> _WHAT NEEDS TO BE DONE_
Your response should contain every line from the data below that holds the string "title".

Element data from apps and pages
╔══
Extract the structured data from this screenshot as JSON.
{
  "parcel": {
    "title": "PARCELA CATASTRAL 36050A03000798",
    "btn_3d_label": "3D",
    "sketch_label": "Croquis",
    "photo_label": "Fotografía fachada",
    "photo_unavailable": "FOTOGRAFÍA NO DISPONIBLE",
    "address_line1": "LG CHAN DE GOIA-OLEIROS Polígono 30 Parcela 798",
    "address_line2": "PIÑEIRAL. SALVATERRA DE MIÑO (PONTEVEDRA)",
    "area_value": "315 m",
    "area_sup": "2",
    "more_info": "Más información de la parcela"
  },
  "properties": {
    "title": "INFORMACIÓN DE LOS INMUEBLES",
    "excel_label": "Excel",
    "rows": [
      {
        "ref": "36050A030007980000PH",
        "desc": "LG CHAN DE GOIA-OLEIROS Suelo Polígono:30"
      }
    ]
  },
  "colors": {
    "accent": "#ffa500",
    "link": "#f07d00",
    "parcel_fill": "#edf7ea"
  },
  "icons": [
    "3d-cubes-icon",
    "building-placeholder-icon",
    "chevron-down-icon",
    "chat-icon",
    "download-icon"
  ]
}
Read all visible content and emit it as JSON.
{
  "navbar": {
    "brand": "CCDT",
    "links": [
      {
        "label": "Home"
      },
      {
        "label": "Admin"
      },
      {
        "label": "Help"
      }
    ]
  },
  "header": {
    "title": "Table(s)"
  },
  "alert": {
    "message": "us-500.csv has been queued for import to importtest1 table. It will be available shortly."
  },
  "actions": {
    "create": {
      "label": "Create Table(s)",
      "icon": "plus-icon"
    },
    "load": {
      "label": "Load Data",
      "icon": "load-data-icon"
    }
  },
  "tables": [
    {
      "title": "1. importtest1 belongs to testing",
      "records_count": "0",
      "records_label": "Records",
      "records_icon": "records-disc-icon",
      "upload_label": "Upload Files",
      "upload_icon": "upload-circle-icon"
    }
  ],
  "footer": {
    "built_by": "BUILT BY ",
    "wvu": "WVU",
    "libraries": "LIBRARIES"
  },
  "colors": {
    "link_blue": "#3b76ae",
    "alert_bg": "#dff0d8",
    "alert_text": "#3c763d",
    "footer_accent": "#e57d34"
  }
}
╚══
> _SOLUTION TO THE PROBLEM_
    "title": "PARCELA CATASTRAL 36050A03000798",
    "title": "INFORMACIÓN DE LOS INMUEBLES",
    "title": "Table(s)"
      "title": "1. importtest1 belongs to testing",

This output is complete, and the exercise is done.